## Excerpted records
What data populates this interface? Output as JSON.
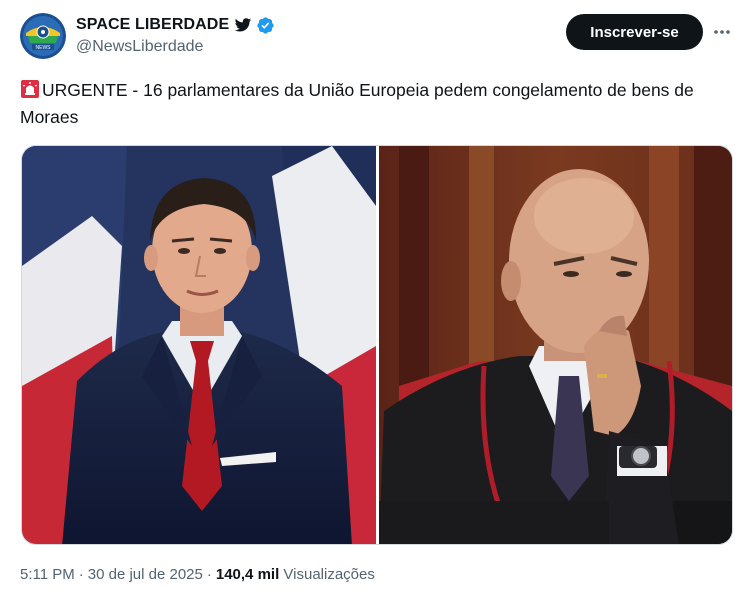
{
  "author": {
    "display_name": "SPACE LIBERDADE",
    "handle": "@NewsLiberdade",
    "avatar_icon": "space-liberdade-logo",
    "verified": true,
    "badge_color": "#1d9bf0"
  },
  "actions": {
    "subscribe_label": "Inscrever-se",
    "more_icon": "more-horizontal-icon"
  },
  "tweet": {
    "text": "URGENTE - 16 parlamentares da União Europeia pedem congelamento de bens de Moraes",
    "leading_emoji": "siren-icon"
  },
  "media": {
    "count": 2
  },
  "meta": {
    "time": "5:11 PM",
    "date": "30 de jul de 2025",
    "views_count": "140,4 mil",
    "views_label": "Visualizações",
    "separator": "·"
  },
  "colors": {
    "text_primary": "#0f1419",
    "text_secondary": "#536471",
    "button_bg": "#0f1419",
    "verified": "#1d9bf0"
  }
}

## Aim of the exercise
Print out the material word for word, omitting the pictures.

## Reply to the task
What data populates this interface? Output as JSON.
{
  "author": {
    "display_name": "SPACE LIBERDADE",
    "handle": "@NewsLiberdade",
    "avatar_icon": "space-liberdade-logo",
    "verified": true,
    "badge_color": "#1d9bf0"
  },
  "actions": {
    "subscribe_label": "Inscrever-se",
    "more_icon": "more-horizontal-icon"
  },
  "tweet": {
    "text": "URGENTE - 16 parlamentares da União Europeia pedem congelamento de bens de Moraes",
    "leading_emoji": "siren-icon"
  },
  "media": {
    "count": 2
  },
  "meta": {
    "time": "5:11 PM",
    "date": "30 de jul de 2025",
    "views_count": "140,4 mil",
    "views_label": "Visualizações",
    "separator": "·"
  },
  "colors": {
    "text_primary": "#0f1419",
    "text_secondary": "#536471",
    "button_bg": "#0f1419",
    "verified": "#1d9bf0"
  }
}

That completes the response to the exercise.